*** DATA EXTRACT ***
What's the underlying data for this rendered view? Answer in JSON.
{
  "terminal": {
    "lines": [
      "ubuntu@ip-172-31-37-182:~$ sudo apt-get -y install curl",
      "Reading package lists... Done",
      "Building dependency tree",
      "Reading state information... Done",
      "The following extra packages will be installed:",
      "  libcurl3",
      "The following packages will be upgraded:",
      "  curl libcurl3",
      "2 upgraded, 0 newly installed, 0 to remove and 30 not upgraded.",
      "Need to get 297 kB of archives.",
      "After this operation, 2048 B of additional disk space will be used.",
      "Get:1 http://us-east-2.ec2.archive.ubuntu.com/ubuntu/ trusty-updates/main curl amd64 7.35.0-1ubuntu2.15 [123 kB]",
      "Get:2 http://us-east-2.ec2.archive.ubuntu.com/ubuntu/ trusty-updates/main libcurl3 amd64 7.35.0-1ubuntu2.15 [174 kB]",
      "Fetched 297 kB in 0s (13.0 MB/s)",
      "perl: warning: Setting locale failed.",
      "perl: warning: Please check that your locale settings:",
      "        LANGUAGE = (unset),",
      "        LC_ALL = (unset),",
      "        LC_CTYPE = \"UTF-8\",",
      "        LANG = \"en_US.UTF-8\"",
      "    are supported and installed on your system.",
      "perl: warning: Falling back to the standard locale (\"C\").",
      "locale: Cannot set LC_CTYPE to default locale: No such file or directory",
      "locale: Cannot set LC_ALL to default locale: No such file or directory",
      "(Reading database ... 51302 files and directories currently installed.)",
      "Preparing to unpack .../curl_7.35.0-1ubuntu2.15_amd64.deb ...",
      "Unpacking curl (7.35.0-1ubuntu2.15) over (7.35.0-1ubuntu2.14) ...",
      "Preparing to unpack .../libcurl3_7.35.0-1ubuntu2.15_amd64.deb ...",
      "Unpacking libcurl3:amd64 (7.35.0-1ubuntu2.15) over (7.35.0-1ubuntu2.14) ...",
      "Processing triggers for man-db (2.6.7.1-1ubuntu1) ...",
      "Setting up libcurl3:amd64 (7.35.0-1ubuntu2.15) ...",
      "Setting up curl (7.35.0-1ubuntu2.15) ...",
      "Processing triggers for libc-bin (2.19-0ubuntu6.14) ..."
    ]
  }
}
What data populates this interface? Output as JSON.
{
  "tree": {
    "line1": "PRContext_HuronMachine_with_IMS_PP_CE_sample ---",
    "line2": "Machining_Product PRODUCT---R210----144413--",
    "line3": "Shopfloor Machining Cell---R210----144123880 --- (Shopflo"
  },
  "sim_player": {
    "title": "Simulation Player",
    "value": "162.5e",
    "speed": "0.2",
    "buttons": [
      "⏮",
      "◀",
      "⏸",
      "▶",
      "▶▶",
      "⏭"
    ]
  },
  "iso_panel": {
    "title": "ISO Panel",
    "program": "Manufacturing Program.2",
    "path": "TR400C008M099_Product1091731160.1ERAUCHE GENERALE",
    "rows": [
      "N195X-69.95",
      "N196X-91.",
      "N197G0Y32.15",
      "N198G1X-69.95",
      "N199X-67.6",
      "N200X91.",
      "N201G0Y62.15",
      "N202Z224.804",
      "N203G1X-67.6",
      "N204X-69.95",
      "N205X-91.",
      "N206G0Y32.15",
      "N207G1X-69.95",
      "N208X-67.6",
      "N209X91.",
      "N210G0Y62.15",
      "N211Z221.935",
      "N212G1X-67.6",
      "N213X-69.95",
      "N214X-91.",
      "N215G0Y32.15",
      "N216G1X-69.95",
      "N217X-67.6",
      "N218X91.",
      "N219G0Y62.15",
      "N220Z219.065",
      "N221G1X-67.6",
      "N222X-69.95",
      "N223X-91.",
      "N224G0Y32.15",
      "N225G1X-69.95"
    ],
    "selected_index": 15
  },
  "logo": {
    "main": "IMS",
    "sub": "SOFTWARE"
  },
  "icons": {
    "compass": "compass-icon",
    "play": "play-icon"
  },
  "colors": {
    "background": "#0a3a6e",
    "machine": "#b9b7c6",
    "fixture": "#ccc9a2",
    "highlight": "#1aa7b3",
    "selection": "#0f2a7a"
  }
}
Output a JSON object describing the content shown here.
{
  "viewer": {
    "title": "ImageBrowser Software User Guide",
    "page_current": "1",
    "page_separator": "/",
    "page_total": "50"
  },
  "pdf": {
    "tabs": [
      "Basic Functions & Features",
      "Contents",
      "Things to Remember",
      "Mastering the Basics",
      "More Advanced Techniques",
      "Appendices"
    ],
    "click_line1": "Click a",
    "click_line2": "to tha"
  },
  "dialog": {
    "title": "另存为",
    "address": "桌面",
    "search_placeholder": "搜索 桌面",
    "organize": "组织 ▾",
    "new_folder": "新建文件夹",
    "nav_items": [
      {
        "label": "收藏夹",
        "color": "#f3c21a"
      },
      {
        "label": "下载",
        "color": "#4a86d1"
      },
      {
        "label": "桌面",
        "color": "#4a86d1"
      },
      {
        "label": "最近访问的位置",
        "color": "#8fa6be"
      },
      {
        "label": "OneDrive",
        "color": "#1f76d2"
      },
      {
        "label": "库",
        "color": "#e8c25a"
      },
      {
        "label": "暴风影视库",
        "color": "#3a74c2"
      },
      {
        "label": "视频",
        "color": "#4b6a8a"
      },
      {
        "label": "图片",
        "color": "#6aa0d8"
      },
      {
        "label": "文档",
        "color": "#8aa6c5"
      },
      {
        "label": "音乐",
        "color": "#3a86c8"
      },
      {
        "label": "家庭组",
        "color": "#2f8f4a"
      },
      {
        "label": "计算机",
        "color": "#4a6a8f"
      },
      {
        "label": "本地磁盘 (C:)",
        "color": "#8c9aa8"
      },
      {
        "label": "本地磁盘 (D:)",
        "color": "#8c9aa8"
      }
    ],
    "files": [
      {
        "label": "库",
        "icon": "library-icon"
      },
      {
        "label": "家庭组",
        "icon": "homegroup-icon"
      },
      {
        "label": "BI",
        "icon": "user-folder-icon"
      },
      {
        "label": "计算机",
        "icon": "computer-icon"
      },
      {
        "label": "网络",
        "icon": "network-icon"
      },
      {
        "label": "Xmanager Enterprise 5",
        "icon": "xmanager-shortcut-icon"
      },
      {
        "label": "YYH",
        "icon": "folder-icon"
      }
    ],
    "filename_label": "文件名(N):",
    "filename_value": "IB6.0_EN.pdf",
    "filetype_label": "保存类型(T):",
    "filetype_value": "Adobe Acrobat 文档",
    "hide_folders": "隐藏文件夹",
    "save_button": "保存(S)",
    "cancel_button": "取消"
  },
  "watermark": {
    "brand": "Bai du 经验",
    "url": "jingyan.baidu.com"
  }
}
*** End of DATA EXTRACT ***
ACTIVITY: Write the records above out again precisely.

WRITTEN REPLY:
What's the underlying data for this rendered view? Answer in JSON.
{
  "terminal": {
    "lines": [
      "ubuntu@ip-172-31-37-182:~$ sudo apt-get -y install curl",
      "Reading package lists... Done",
      "Building dependency tree",
      "Reading state information... Done",
      "The following extra packages will be installed:",
      "  libcurl3",
      "The following packages will be upgraded:",
      "  curl libcurl3",
      "2 upgraded, 0 newly installed, 0 to remove and 30 not upgraded.",
      "Need to get 297 kB of archives.",
      "After this operation, 2048 B of additional disk space will be used.",
      "Get:1 http://us-east-2.ec2.archive.ubuntu.com/ubuntu/ trusty-updates/main curl amd64 7.35.0-1ubuntu2.15 [123 kB]",
      "Get:2 http://us-east-2.ec2.archive.ubuntu.com/ubuntu/ trusty-updates/main libcurl3 amd64 7.35.0-1ubuntu2.15 [174 kB]",
      "Fetched 297 kB in 0s (13.0 MB/s)",
      "perl: warning: Setting locale failed.",
      "perl: warning: Please check that your locale settings:",
      "        LANGUAGE = (unset),",
      "        LC_ALL = (unset),",
      "        LC_CTYPE = \"UTF-8\",",
      "        LANG = \"en_US.UTF-8\"",
      "    are supported and installed on your system.",
      "perl: warning: Falling back to the standard locale (\"C\").",
      "locale: Cannot set LC_CTYPE to default locale: No such file or directory",
      "locale: Cannot set LC_ALL to default locale: No such file or directory",
      "(Reading database ... 51302 files and directories currently installed.)",
      "Preparing to unpack .../curl_7.35.0-1ubuntu2.15_amd64.deb ...",
      "Unpacking curl (7.35.0-1ubuntu2.15) over (7.35.0-1ubuntu2.14) ...",
      "Preparing to unpack .../libcurl3_7.35.0-1ubuntu2.15_amd64.deb ...",
      "Unpacking libcurl3:amd64 (7.35.0-1ubuntu2.15) over (7.35.0-1ubuntu2.14) ...",
      "Processing triggers for man-db (2.6.7.1-1ubuntu1) ...",
      "Setting up libcurl3:amd64 (7.35.0-1ubuntu2.15) ...",
      "Setting up curl (7.35.0-1ubuntu2.15) ...",
      "Processing triggers for libc-bin (2.19-0ubuntu6.14) ..."
    ]
  }
}
What data populates this interface? Output as JSON.
{
  "tree": {
    "line1": "PRContext_HuronMachine_with_IMS_PP_CE_sample ---",
    "line2": "Machining_Product PRODUCT---R210----144413--",
    "line3": "Shopfloor Machining Cell---R210----144123880 --- (Shopflo"
  },
  "sim_player": {
    "title": "Simulation Player",
    "value": "162.5e",
    "speed": "0.2",
    "buttons": [
      "⏮",
      "◀",
      "⏸",
      "▶",
      "▶▶",
      "⏭"
    ]
  },
  "iso_panel": {
    "title": "ISO Panel",
    "program": "Manufacturing Program.2",
    "path": "TR400C008M099_Product1091731160.1ERAUCHE GENERALE",
    "rows": [
      "N195X-69.95",
      "N196X-91.",
      "N197G0Y32.15",
      "N198G1X-69.95",
      "N199X-67.6",
      "N200X91.",
      "N201G0Y62.15",
      "N202Z224.804",
      "N203G1X-67.6",
      "N204X-69.95",
      "N205X-91.",
      "N206G0Y32.15",
      "N207G1X-69.95",
      "N208X-67.6",
      "N209X91.",
      "N210G0Y62.15",
      "N211Z221.935",
      "N212G1X-67.6",
      "N213X-69.95",
      "N214X-91.",
      "N215G0Y32.15",
      "N216G1X-69.95",
      "N217X-67.6",
      "N218X91.",
      "N219G0Y62.15",
      "N220Z219.065",
      "N221G1X-67.6",
      "N222X-69.95",
      "N223X-91.",
      "N224G0Y32.15",
      "N225G1X-69.95"
    ],
    "selected_index": 15
  },
  "logo": {
    "main": "IMS",
    "sub": "SOFTWARE"
  },
  "icons": {
    "compass": "compass-icon",
    "play": "play-icon"
  },
  "colors": {
    "background": "#0a3a6e",
    "machine": "#b9b7c6",
    "fixture": "#ccc9a2",
    "highlight": "#1aa7b3",
    "selection": "#0f2a7a"
  }
}
Output a JSON object describing the content shown here.
{
  "viewer": {
    "title": "ImageBrowser Software User Guide",
    "page_current": "1",
    "page_separator": "/",
    "page_total": "50"
  },
  "pdf": {
    "tabs": [
      "Basic Functions & Features",
      "Contents",
      "Things to Remember",
      "Mastering the Basics",
      "More Advanced Techniques",
      "Appendices"
    ],
    "click_line1": "Click a",
    "click_line2": "to tha"
  },
  "dialog": {
    "title": "另存为",
    "address": "桌面",
    "search_placeholder": "搜索 桌面",
    "organize": "组织 ▾",
    "new_folder": "新建文件夹",
    "nav_items": [
      {
        "label": "收藏夹",
        "color": "#f3c21a"
      },
      {
        "label": "下载",
        "color": "#4a86d1"
      },
      {
        "label": "桌面",
        "color": "#4a86d1"
      },
      {
        "label": "最近访问的位置",
        "color": "#8fa6be"
      },
      {
        "label": "OneDrive",
        "color": "#1f76d2"
      },
      {
        "label": "库",
        "color": "#e8c25a"
      },
      {
        "label": "暴风影视库",
        "color": "#3a74c2"
      },
      {
        "label": "视频",
        "color": "#4b6a8a"
      },
      {
        "label": "图片",
        "color": "#6aa0d8"
      },
      {
        "label": "文档",
        "color": "#8aa6c5"
      },
      {
        "label": "音乐",
        "color": "#3a86c8"
      },
      {
        "label": "家庭组",
        "color": "#2f8f4a"
      },
      {
        "label": "计算机",
        "color": "#4a6a8f"
      },
      {
        "label": "本地磁盘 (C:)",
        "color": "#8c9aa8"
      },
      {
        "label": "本地磁盘 (D:)",
        "color": "#8c9aa8"
      }
    ],
    "files": [
      {
        "label": "库",
        "icon": "library-icon"
      },
      {
        "label": "家庭组",
        "icon": "homegroup-icon"
      },
      {
        "label": "BI",
        "icon": "user-folder-icon"
      },
      {
        "label": "计算机",
        "icon": "computer-icon"
      },
      {
        "label": "网络",
        "icon": "network-icon"
      },
      {
        "label": "Xmanager Enterprise 5",
        "icon": "xmanager-shortcut-icon"
      },
      {
        "label": "YYH",
        "icon": "folder-icon"
      }
    ],
    "filename_label": "文件名(N):",
    "filename_value": "IB6.0_EN.pdf",
    "filetype_label": "保存类型(T):",
    "filetype_value": "Adobe Acrobat 文档",
    "hide_folders": "隐藏文件夹",
    "save_button": "保存(S)",
    "cancel_button": "取消"
  },
  "watermark": {
    "brand": "Bai du 经验",
    "url": "jingyan.baidu.com"
  }
}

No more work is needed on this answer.